Digital transformation is big business. In fact, some 56% of CEOs surveyed by research firm Gartner said that digital transformation had improved their profits.

The breakdown of digital transformation is much more nuanced, however. A 2016 study commissioned by Dell Technologies found that 32% of business leaders were embracing the trend because they want to predict new opportunities. An additional 31% want to enable always-on, real-time operations, while another 31% want to demonstrate transparency and trust.

SEE: Digital transformation: A CXO’s guide (free PDF)

The potential value is there, but actually enabling digital transformation can be difficult. At the 2017 VMworld conference in Las Vegas, VMware’s Kevin Lees explained IT’s role in digital transformation, and how they can overcome some common hurdles.

First off, Lees said, it’s important to understand that digital transformation is forcing a tighter alignment between business and IT. As such, it is important that each party understand and adopt the goals of the other.

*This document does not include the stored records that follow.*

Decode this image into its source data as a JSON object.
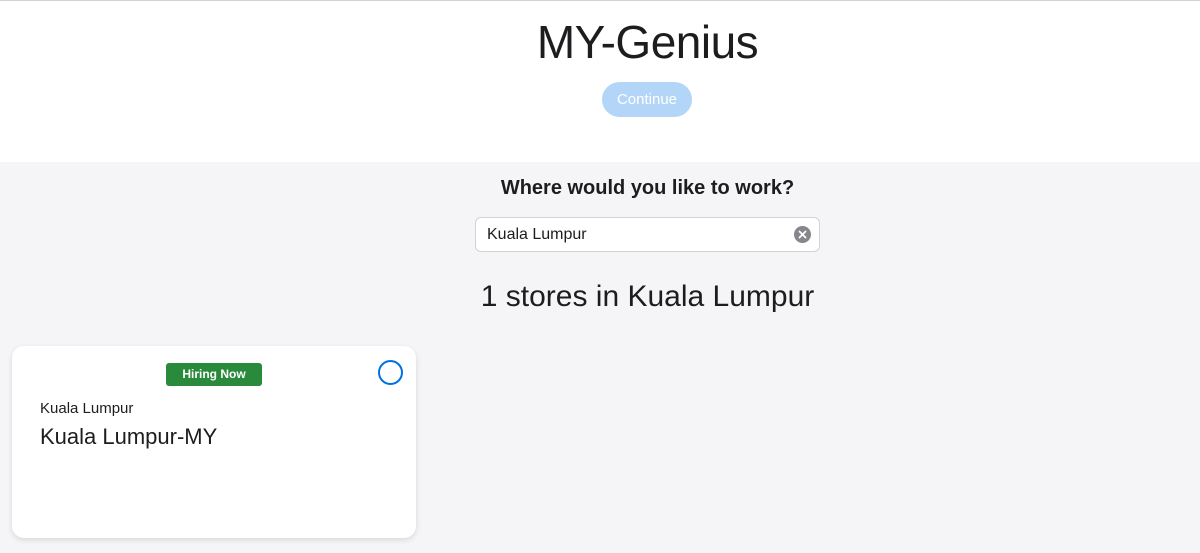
{
  "header": {
    "title": "MY-Genius",
    "continue_label": "Continue"
  },
  "search": {
    "question": "Where would you like to work?",
    "value": "Kuala Lumpur",
    "clear_icon": "clear-icon"
  },
  "results": {
    "title": "1 stores in Kuala Lumpur"
  },
  "stores": [
    {
      "badge": "Hiring Now",
      "city": "Kuala Lumpur",
      "name": "Kuala Lumpur-MY",
      "selected": false
    }
  ],
  "colors": {
    "accent": "#0071e3",
    "continue_disabled_bg": "#b3d6f8",
    "badge_green": "#2a8a3c"
  }
}
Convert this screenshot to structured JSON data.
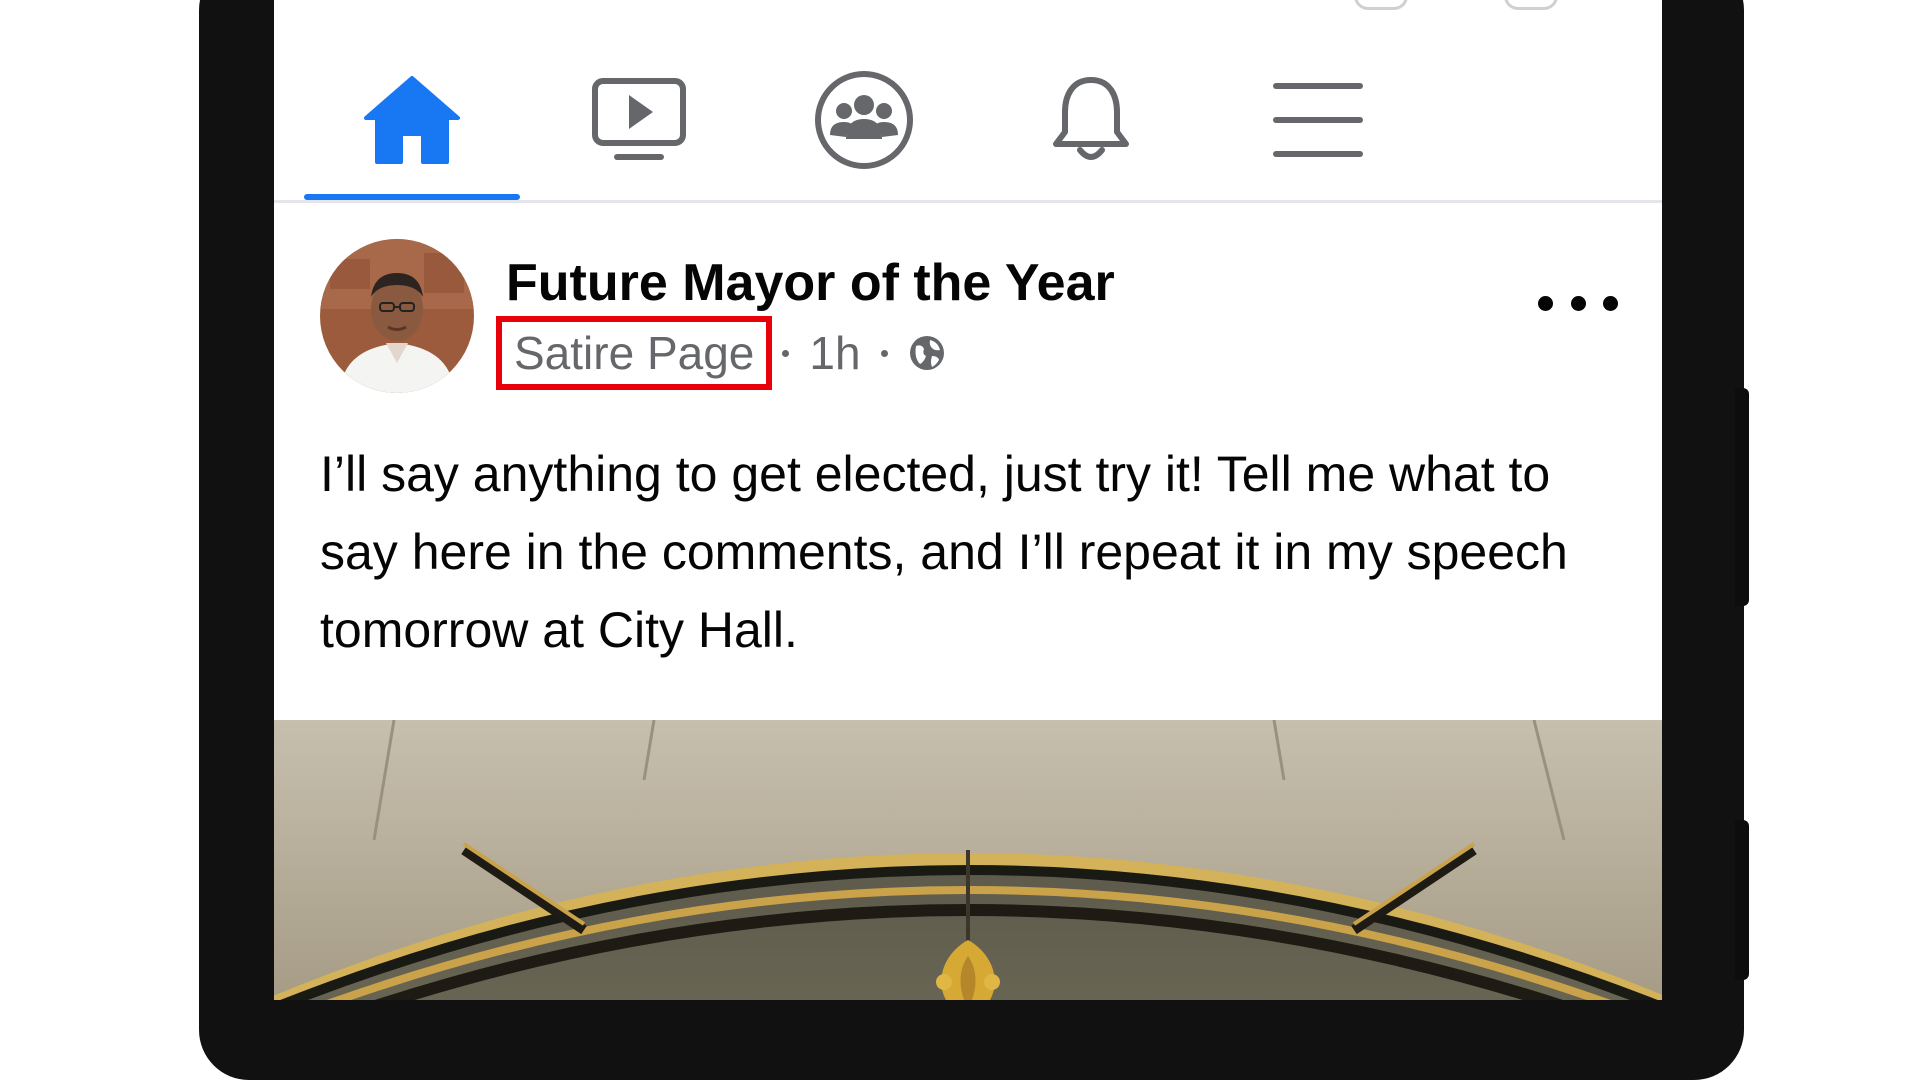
{
  "nav": {
    "tabs": [
      {
        "name": "home",
        "icon": "home-icon",
        "active": true
      },
      {
        "name": "watch",
        "icon": "video-icon",
        "active": false
      },
      {
        "name": "groups",
        "icon": "groups-icon",
        "active": false
      },
      {
        "name": "notifications",
        "icon": "bell-icon",
        "active": false
      },
      {
        "name": "menu",
        "icon": "hamburger-icon",
        "active": false
      }
    ],
    "active_color": "#1877f2",
    "inactive_color": "#65676b"
  },
  "post": {
    "author": "Future Mayor of the Year",
    "page_type": "Satire Page",
    "time": "1h",
    "audience_icon": "globe-icon",
    "body": "I’ll say anything to get elected, just try it! Tell me what to say here in the comments, and I’ll repeat it in my speech tomorrow at City Hall.",
    "highlight_color": "#e8000b"
  }
}
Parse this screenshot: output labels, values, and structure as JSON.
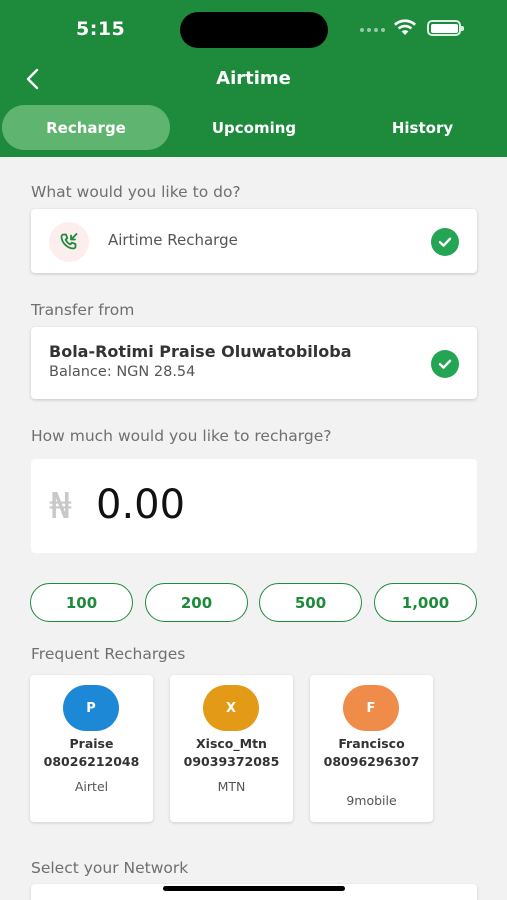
{
  "status_bar": {
    "time": "5:15"
  },
  "header": {
    "title": "Airtime"
  },
  "tabs": [
    {
      "label": "Recharge",
      "active": true
    },
    {
      "label": "Upcoming",
      "active": false
    },
    {
      "label": "History",
      "active": false
    }
  ],
  "operation": {
    "label": "What would you like to do?",
    "value": "Airtime Recharge",
    "icon": "phone-incoming-icon"
  },
  "transfer": {
    "label": "Transfer from",
    "account_name": "Bola-Rotimi Praise Oluwatobiloba",
    "balance": "Balance: NGN 28.54"
  },
  "amount": {
    "label": "How much would you like to recharge?",
    "currency_symbol": "₦",
    "value": "0.00"
  },
  "quick_amounts": [
    "100",
    "200",
    "500",
    "1,000"
  ],
  "frequent": {
    "label": "Frequent Recharges",
    "items": [
      {
        "initial": "P",
        "name": "Praise",
        "number": "08026212048",
        "network": "Airtel",
        "color": "#1d88d6"
      },
      {
        "initial": "X",
        "name": "Xisco_Mtn",
        "number": "09039372085",
        "network": "MTN",
        "color": "#e39a17"
      },
      {
        "initial": "F",
        "name": "Francisco",
        "number": "08096296307",
        "network": "9mobile",
        "color": "#ef8c4a"
      }
    ]
  },
  "network": {
    "label": "Select your Network"
  },
  "colors": {
    "brand_green": "#1e8a3c",
    "active_tab": "#5fb56f",
    "check_green": "#23a554"
  }
}
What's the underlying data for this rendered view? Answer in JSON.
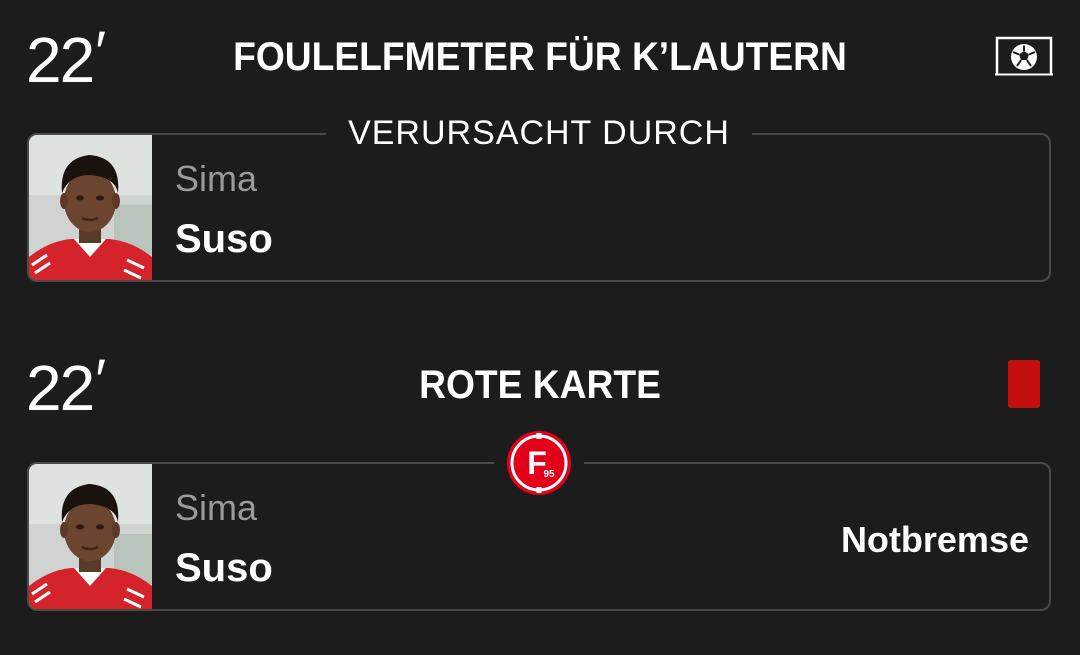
{
  "events": [
    {
      "minute": "22",
      "minute_mark": "′",
      "title": "FOULELFMETER FÜR K’LAUTERN",
      "icon": "penalty-goal-icon",
      "caption": "VERURSACHT DURCH",
      "player": {
        "first_name": "Sima",
        "last_name": "Suso"
      }
    },
    {
      "minute": "22",
      "minute_mark": "′",
      "title": "ROTE KARTE",
      "icon": "red-card-icon",
      "club_badge": "fortuna-duesseldorf-badge",
      "club_badge_text": "F",
      "club_badge_number": "95",
      "player": {
        "first_name": "Sima",
        "last_name": "Suso"
      },
      "reason": "Notbremse"
    }
  ],
  "colors": {
    "background": "#1c1c1c",
    "border": "#4a4a4a",
    "muted_text": "#9a9a9a",
    "red_card": "#c40d0d",
    "club_red": "#e2001a"
  }
}
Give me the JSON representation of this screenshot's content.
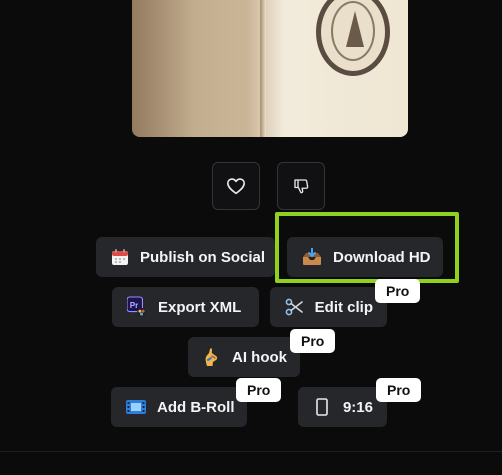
{
  "reactions": {
    "like_icon": "heart-icon",
    "dislike_icon": "thumbs-down-icon"
  },
  "actions": {
    "publish": "Publish on Social",
    "download": "Download HD",
    "export_xml": "Export XML",
    "edit_clip": "Edit clip",
    "ai_hook": "AI hook",
    "add_broll": "Add B-Roll",
    "aspect_ratio": "9:16"
  },
  "badges": {
    "pro": "Pro"
  },
  "colors": {
    "highlight": "#8fd11e",
    "pill_bg": "#26272b",
    "page_bg": "#0b0b0c"
  }
}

According to Lees, VMware customers were polled on their primary desired business outcomes for digital transformation. The top three outcomes were increased business agility and innovation, enhanced mobile experience for customers and employees, and the ability to better protect their brand and customer trust, Lees said.

It’s often said that people, processes, and technology enable digital transformation, but the technology is the easy part, Lees said. After a firm has identified its strategic objectives, and built an architecture that supports those objectives, there is still more work to be done. Here are five tips Lees suggested for empowering IT to assist in your digital transformation effort.

1. Shift IT culture

Most of IT is still IT-centric and project-oriented in its culture, Lees said, and this needs to change. IT culture should shift to something that is focused on the customer outcome and is service-oriented. This will require more collaboration and information sharing, Lees said. For example, IT shouldn’t be able to decide what end users want without talking to those users first.

2. Break down silos

Breaking down siloes can improve the communication flow and enable IT and the business to share ideas and collaborate on goals. Instead, business and IT should work to build cross-functional, multidisciplinary teams.

3. Change IT’s mindset

Currently, many IT organizations have a reactive mindset, Lees said. Far too many companies have IT that is nearly entirely driven by incident tickets. However, success in digital transformation requires IT with a proactive operations mindset that is heading off problems before they come about.

4. Increase automation

Minimal automation just won’t cut it for digital transformation, Lees said. IT needs to pursue maximum automation, but it must be intelligently deployed in a way that improves productivity and efficiency.

5. Review processes and governance

Processes and governance are basically a spectrum, but too many IT organizations exist on either end of the spectrum with heavyweight processes and governance, or none at all. To minimize problems in this area, IT needs lightweight processes and governance, and should adopt agile and lean methodologies.